Since 1997, Scientifically Speaking with Irene Moon has been presenting The Lectography: musical lectures about insects and other arthropods in an attempt to elevate Entomology (the study of insects) as a rock genre. About 30 different lectures have been performed on over 500 occasions. This includes tours of Europe, Australia, and live radio broadcasts dealing with entomological topics on WFMU in New York and other radio stations.
Irene Moon (a.k.a Katja C. Seltmann, PhD) is the Director of the Cheadle Center for Biodiversity and Ecological Restoration at the University of California Santa Barbara, and a researcher for ten plus years in Entomology. She brings the aesthetics from the entomology laboratory in front of alternative audiences (principally art galleries and music venues), in the form of an absurd, however truly factual presentations about insects. Playing upon many of our deep fears and stereotypes about insects, she reconfigures them exposing the factual roots (and misinterpretation) of these myths. Performance and lecture are a means of connecting the public to entomology and increasing awareness of the art and creativity intrinsic to the scientific process. The present power point presentation is a New Wave lecture on cockroaches titled “You, the Charmer.” Other recent lectures include “The Social Hour,” an introduction to insect sociality and its comparison to human etiquette at social high society social functions, “Their Stinging Hairs,” a big band and torch song presentation about irritating hairs of certain moth larvae and “I’ll Be Seeing You, Dreadful creature,” a reenactment of blood-feeding moths in Asia that are often pests of zoo bovines.

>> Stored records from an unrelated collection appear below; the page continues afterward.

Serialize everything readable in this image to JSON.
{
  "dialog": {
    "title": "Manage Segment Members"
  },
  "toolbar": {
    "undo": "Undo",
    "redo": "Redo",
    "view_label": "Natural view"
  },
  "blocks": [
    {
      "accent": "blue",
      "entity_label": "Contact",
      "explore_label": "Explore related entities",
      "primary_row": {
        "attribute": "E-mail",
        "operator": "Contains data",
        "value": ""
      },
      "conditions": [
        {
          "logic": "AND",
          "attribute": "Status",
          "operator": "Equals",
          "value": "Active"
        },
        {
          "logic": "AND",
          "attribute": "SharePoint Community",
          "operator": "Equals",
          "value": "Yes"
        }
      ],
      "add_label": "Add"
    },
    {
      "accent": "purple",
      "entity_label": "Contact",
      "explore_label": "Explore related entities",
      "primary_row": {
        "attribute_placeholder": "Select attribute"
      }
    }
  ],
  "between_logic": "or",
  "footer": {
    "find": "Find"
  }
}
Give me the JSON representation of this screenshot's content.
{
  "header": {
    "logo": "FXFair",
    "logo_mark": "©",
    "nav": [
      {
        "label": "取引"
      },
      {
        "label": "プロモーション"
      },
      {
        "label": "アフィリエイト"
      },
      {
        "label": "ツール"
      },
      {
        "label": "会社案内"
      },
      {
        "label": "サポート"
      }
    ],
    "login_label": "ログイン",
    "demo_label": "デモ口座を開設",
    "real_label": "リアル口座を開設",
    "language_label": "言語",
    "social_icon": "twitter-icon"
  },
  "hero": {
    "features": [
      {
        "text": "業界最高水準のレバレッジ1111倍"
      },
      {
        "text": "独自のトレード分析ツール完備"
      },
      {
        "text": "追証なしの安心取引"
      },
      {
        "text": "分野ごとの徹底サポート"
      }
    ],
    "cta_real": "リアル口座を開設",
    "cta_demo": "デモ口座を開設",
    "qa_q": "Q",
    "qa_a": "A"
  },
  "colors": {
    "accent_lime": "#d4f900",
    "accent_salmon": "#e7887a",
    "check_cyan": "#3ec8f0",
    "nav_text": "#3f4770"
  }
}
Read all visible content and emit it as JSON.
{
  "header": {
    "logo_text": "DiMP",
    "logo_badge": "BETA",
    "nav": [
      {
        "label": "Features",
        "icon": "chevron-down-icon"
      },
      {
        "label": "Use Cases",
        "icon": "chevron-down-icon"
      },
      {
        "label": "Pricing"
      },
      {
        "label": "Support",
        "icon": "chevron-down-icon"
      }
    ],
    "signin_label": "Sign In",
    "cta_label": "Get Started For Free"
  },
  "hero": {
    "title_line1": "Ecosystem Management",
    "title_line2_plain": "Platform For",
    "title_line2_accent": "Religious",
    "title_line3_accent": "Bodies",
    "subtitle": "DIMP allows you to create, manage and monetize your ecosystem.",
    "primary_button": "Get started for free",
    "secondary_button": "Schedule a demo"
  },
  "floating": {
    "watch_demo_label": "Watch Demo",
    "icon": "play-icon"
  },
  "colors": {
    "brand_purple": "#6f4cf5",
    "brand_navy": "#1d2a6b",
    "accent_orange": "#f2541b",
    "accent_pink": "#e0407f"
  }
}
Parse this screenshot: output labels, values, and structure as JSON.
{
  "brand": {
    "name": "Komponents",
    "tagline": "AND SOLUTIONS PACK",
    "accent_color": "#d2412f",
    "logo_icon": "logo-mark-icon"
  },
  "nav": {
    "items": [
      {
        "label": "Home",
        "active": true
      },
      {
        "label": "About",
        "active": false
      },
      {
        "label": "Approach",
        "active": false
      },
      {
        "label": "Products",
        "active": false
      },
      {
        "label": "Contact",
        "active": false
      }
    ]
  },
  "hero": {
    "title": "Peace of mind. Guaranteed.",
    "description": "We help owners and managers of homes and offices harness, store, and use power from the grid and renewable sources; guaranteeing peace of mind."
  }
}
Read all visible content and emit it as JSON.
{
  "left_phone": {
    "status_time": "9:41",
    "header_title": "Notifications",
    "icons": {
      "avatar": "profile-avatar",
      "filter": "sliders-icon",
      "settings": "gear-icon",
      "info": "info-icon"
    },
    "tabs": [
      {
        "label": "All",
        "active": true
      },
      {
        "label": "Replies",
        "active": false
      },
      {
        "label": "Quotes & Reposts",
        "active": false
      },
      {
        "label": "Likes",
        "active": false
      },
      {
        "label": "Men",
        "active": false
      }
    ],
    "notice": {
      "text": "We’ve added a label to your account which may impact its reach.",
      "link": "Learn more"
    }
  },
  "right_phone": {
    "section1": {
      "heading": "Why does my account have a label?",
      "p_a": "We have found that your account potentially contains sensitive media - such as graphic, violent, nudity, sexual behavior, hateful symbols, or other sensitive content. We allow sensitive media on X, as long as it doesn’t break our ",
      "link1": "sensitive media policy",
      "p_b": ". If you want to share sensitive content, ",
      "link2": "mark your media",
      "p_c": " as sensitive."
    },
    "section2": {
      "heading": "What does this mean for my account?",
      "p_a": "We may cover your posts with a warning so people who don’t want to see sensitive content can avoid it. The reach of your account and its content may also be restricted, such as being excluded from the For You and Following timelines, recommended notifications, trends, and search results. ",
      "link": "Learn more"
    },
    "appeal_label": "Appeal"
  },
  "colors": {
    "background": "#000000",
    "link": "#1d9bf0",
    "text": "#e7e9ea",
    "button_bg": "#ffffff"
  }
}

Although arguably the Lectography is primarily artistic in nature, the presentations have a strong educational impact upon the unknowing students. The Moon audience generally consists of members in the art community, experimental radio listeners, and frequenters of the late night music clubs. This audience, generally mid-20s to 40, tends to be very surprised and receptive of the educational opportunity they are given. Elemental entomology is taught through humor and music, speaking in a colorful and vibrant visual language that holds the interest of this fast-minded generation of music videos and wireless Internet. Often the person walks away with a greater understanding of insect diversity and complexity, combating the common misconception that the only good bug is a dead one. Besides concrete appreciation for the individual organisms in the presentation, it is a primary focus to highlight the dedication and creativity of individual Entomologists whom are great contributors in the field.
Unknown Territories radio is a weekly science and music broadcast on KCSB 91.9 in Santa Barbara where my co-host Yon Visell (Re Touch Lab, UC Santa Barbara) and I talk about current events in science, interview faculty and other researchers about their work and play interesting music. Moon also regularly appears as a guest on WFMU, New York as a guest DJ or on programs hosted by People Like Us .